And the question that gets to the heart of the matter for today: What would you do if an angel asked you to make major changes to your life? What if these changes would threaten your reputation, making even your immediate family question your loyalty? What if these changes caused you to believe the impossible?

 Here is what Angel Gabriel asked Mary to do: Allow God to make her pregnant, even though she wasn’t married. In those days, such women could be stoned, or at least cast out of the community. She was asked to help Joseph believe what Gabriel told her. She was asked to name the child Joshua – which means God saves. She was asked to raise this child to know he was a descendant of King David and worthy to be king of Israel.

 So, if you were Mary – even at the age you are now, what would you say to Gabriel? And, if you were Joseph, even at the age you are now, what would you say?

A colleague posted a similar question in a Facebook group and here are some of the responses. Here is the question reframed for us all today:


Just imagine. Angel Gabriel shows up in your kitchen, your bathroom, your office, your class, and disrupts everything. "I know you had a meeting planned, beloved...or a lunch date scheduled, or were about to handle that load of laundry, but God needs you. The time commitment will be 9 months and you won’t be able to keep this to yourself. Everyone is going to know. And when it’s all over, it won’t be over. You will have to feed and nurture and raise this new life, new dream, new way of being... What would you say? What would people in your family or congregation say?

Here are some of the responses:

·         Wait. What?

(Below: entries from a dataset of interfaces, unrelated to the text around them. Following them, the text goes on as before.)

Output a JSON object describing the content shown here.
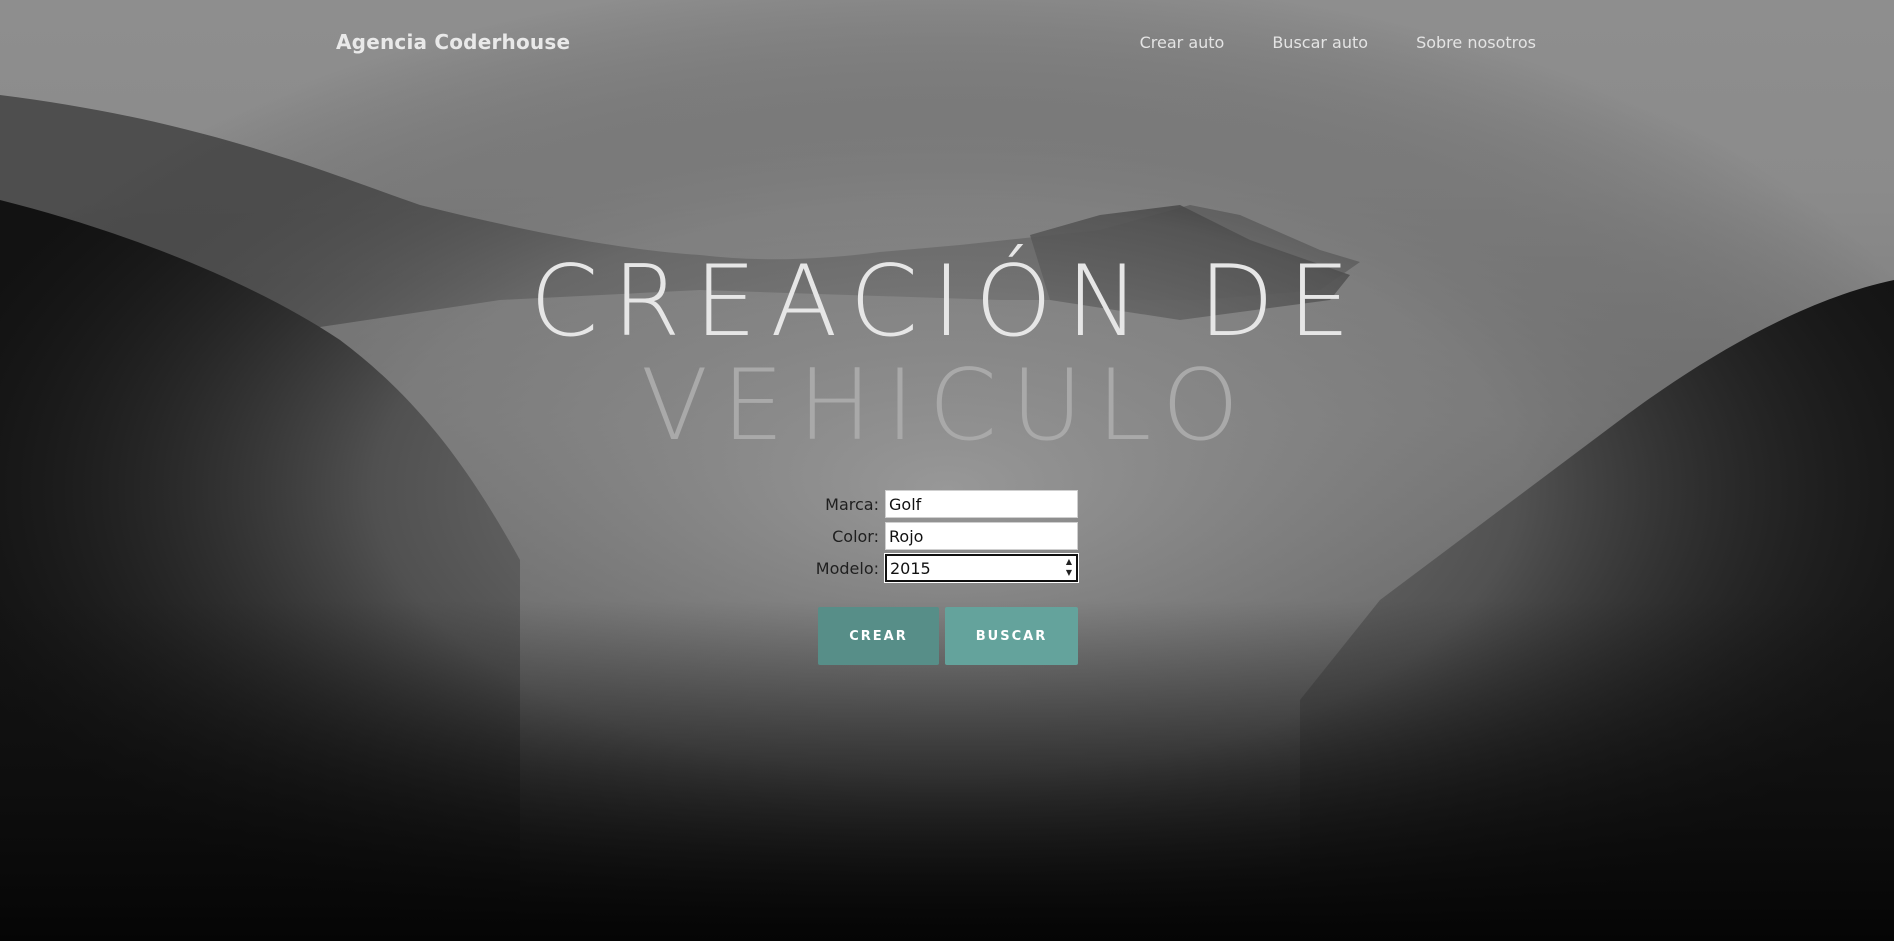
{
  "navbar": {
    "brand": "Agencia Coderhouse",
    "links": [
      "Crear auto",
      "Buscar auto",
      "Sobre nosotros"
    ]
  },
  "hero": {
    "title_line1": "Creación de",
    "title_line2": "Vehiculo"
  },
  "form": {
    "marca_label": "Marca:",
    "marca_value": "Golf",
    "color_label": "Color:",
    "color_value": "Rojo",
    "modelo_label": "Modelo:",
    "modelo_value": "2015"
  },
  "buttons": {
    "crear": "Crear",
    "buscar": "Buscar"
  },
  "colors": {
    "accent_dark": "#578e88",
    "accent_light": "#64a39c"
  },
  "icons": {
    "stepper": "number-stepper-icon"
  }
}
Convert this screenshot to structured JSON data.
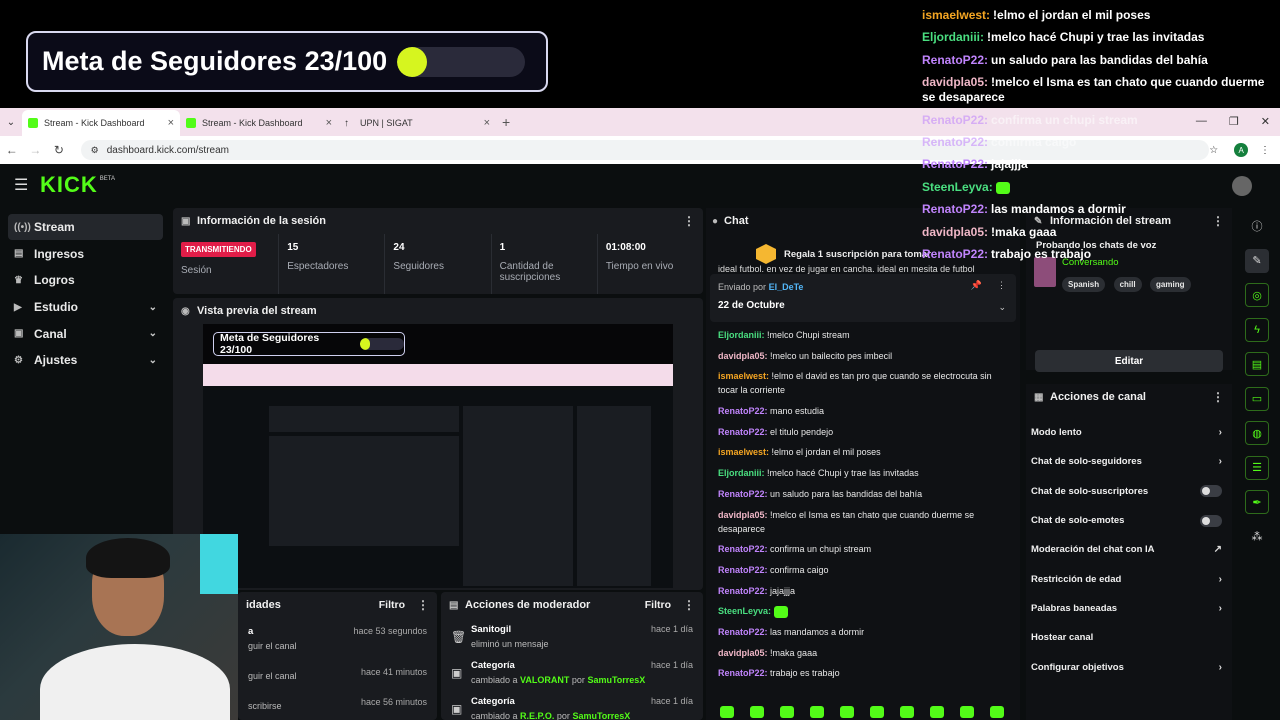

·         Give me a moment to process this. I’m not good at switching my focus – but I’m pretty sure I’ll come around soon. … And, um, could you tell my spouse?

·         Long silence. Me? You want ME to do this? Yes, yes, yes! Of course, I will, I would be so very honored, but isn’t there someone more worthy?

·         I don’t think this is going to fit into my schedule …

·         So, here’s the thing … this thing you are asking me to do is not immoral, but people are going to think that I am immoral.

·         Is there a Plan B and will I be in trouble if I say no?

·         Can I just write you a check instead?

·         Can you come back after the holidays and give me some more details so I can make an informed decision?  

One further question: How would you respond if you knew God’s goal was to change the world, to change the status quo? Mary said “yes,” and taught her child about God’s justice. I wonder if Mary sang the poem we know as the Magnificat to Jesus as he was growing up. I wonder what the local rabbi taught the people of Nazareth. I wonder what Joseph taught him about the way to treat customers and coworkers.

I wonder if Mary and Joseph taught Jesus to be generous, if they taught him the difference between the classes, and how one group of people mistreats another. And at the same time, did they teach him that the very wealthy and the very poor are all are beloved by God?

Lots to wonder about if we put ourselves in Mary’s sandals. No matter what we decide to do, Mary said “yes.” And she said yes knowing and believing that God can do anything that suits God’s purposes. She said yes because if God believed in her, she could do whatever God asked her to.


And one last thought. Today’s angels may not look like they did in Jesus’ time. You may not know when you have been speaking with an angel, but you may find your life is changed by the encounter.

Beloved, we all are God’s highly favored ones. We can do whatever God asks us to do, because with God, nothing is impossible. Amen